From the entries, return every line where the string "Parodyti" shows up.

- [SOURCE INFORMATION]:
****
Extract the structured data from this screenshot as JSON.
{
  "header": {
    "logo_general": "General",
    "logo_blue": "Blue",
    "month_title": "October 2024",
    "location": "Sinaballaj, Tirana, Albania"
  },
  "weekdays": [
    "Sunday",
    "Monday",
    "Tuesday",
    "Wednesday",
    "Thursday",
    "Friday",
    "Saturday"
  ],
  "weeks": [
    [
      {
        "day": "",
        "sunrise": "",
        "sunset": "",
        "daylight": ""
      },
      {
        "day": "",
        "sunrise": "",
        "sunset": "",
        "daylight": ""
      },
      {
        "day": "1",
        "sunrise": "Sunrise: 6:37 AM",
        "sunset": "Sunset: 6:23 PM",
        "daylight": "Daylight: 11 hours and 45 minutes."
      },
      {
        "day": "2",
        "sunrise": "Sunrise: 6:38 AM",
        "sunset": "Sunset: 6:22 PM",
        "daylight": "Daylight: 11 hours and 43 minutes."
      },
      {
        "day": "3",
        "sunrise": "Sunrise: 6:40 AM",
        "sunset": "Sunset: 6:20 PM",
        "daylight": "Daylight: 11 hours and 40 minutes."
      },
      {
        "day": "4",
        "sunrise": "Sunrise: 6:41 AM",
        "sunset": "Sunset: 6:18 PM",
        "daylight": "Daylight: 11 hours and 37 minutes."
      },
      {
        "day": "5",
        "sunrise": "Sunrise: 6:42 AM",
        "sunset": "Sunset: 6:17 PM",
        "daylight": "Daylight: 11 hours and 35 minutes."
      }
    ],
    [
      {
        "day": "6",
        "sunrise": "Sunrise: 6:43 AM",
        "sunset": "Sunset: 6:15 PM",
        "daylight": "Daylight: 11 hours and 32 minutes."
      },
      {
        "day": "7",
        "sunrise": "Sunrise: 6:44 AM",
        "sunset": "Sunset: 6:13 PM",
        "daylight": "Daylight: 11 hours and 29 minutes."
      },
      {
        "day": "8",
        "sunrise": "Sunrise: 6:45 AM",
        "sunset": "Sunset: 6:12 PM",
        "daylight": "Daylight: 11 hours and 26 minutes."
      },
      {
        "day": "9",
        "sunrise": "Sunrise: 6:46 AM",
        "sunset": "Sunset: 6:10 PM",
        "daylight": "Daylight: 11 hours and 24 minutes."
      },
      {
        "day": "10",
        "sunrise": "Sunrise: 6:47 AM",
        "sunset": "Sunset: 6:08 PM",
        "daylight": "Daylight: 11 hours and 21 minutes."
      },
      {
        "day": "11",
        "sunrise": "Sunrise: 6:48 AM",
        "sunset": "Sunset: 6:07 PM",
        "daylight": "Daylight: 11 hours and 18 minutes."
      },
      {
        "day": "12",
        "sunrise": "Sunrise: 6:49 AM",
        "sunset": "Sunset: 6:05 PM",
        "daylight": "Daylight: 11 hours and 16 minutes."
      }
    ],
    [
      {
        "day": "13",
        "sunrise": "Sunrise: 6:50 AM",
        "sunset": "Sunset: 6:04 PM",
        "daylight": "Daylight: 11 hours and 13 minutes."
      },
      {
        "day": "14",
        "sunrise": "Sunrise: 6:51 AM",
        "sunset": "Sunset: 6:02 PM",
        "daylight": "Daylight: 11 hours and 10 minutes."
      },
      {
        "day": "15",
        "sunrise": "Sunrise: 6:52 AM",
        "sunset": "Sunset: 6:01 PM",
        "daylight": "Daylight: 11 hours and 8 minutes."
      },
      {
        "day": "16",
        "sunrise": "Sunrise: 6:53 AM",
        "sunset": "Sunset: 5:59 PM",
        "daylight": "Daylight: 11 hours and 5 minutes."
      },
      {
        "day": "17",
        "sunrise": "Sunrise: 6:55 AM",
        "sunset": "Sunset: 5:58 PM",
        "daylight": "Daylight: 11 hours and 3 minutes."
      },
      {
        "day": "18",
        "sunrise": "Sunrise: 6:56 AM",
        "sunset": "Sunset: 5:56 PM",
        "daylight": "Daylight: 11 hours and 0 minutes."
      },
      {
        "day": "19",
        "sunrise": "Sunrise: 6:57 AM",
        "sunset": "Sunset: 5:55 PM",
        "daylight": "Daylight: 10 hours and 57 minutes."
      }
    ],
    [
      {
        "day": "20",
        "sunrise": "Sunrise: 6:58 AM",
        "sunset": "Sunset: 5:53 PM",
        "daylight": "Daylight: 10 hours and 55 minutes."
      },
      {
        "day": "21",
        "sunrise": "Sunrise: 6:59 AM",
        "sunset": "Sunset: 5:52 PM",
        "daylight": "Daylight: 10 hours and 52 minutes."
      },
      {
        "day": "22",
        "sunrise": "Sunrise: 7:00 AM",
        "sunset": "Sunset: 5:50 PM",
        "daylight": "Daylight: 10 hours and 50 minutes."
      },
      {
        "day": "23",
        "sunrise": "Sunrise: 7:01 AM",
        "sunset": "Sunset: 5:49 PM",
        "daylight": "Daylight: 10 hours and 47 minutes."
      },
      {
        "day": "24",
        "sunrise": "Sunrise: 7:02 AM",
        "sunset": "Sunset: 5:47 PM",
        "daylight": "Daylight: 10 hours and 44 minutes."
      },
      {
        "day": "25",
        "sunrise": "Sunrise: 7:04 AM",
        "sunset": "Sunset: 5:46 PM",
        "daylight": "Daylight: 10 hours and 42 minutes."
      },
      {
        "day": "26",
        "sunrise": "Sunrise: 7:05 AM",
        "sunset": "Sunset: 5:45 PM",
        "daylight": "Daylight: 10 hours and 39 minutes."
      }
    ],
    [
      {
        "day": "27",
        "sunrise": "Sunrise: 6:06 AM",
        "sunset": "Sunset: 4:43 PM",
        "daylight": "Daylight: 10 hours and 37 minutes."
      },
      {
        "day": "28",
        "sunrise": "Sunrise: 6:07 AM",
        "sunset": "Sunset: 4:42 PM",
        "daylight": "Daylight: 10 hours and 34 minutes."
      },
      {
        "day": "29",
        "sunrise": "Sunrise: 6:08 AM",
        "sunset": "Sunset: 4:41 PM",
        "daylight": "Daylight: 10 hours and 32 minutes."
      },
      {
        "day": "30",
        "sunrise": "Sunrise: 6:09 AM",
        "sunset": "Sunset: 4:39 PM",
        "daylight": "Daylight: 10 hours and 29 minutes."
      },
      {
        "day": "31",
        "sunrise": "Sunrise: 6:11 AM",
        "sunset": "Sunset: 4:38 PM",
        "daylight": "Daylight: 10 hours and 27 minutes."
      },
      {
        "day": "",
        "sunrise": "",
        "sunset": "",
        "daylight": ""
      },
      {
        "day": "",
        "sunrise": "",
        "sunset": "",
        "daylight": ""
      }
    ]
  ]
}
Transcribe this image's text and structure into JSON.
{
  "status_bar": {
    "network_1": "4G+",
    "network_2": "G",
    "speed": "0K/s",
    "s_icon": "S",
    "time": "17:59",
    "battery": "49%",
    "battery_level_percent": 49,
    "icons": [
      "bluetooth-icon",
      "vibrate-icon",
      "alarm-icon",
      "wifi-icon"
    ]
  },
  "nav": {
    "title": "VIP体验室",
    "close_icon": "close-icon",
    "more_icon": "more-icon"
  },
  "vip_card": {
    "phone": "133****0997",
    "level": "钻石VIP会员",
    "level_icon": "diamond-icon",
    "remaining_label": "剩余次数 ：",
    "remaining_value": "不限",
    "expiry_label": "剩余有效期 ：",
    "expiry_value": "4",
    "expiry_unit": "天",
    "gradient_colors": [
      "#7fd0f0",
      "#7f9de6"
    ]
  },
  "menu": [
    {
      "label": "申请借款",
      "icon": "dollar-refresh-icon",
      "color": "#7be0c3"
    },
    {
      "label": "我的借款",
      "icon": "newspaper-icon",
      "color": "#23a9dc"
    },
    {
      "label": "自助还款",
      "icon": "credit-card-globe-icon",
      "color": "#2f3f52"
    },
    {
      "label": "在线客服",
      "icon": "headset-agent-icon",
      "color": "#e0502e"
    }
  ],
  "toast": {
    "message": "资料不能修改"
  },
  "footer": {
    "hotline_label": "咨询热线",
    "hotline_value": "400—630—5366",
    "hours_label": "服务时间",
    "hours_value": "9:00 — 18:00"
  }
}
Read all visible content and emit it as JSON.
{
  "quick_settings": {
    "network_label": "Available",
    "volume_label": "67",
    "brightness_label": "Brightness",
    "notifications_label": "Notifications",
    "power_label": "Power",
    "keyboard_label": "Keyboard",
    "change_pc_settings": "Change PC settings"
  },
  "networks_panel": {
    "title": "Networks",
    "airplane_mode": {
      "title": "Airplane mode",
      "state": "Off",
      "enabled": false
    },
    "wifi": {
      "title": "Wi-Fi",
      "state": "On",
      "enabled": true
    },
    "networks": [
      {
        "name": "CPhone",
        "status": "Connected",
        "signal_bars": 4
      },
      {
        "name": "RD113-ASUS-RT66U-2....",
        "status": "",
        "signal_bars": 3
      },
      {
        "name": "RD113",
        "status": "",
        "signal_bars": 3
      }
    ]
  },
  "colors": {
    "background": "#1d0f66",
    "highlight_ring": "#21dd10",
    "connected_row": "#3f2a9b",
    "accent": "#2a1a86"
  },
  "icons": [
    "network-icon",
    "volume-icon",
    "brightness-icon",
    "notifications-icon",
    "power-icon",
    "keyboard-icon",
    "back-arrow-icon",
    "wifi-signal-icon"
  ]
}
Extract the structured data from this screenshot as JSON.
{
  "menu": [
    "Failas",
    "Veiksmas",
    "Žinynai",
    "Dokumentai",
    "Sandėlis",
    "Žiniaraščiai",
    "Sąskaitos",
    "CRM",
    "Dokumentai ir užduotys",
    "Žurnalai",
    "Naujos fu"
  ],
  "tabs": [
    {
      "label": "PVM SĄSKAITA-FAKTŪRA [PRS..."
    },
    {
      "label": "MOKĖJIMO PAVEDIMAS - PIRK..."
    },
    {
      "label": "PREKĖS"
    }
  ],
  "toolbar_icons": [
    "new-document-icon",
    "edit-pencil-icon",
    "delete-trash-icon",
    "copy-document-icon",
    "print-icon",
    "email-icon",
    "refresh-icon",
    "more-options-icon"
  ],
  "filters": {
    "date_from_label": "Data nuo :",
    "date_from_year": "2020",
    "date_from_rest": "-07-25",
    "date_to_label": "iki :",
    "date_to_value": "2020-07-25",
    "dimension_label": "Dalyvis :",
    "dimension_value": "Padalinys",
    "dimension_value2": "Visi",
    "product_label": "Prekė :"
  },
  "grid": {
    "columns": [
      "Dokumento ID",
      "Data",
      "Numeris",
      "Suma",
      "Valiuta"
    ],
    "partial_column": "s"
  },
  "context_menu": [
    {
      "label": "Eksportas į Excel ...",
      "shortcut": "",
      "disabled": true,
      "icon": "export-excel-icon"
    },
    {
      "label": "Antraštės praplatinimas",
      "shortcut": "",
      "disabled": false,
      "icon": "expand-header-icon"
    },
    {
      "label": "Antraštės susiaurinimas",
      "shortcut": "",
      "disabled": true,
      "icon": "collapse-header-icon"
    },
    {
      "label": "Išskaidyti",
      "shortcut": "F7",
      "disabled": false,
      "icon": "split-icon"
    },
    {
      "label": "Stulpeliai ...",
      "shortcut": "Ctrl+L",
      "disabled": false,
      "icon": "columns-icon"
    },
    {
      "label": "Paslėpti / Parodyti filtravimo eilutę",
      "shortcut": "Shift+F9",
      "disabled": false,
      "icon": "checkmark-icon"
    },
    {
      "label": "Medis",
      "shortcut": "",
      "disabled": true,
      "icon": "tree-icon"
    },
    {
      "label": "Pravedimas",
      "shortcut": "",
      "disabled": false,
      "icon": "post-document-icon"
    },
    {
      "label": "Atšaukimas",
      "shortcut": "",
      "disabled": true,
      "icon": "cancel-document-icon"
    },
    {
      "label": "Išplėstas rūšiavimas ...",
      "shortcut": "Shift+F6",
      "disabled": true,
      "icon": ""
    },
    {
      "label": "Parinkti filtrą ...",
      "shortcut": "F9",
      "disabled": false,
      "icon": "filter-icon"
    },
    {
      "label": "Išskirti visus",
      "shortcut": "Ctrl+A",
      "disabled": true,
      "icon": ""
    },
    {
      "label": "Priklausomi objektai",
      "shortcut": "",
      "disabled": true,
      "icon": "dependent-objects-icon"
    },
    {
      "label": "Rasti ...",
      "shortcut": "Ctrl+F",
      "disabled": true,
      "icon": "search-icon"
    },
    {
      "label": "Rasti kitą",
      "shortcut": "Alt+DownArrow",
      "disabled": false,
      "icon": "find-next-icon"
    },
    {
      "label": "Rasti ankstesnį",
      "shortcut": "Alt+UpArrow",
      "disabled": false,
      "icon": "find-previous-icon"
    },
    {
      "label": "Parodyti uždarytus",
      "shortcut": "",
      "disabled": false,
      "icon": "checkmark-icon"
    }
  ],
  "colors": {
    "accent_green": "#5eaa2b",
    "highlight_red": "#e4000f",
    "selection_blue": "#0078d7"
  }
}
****
- [EXERCISE RESULT]:
      "label": "Paslėpti / Parodyti filtravimo eilutę",
      "label": "Parodyti uždarytus",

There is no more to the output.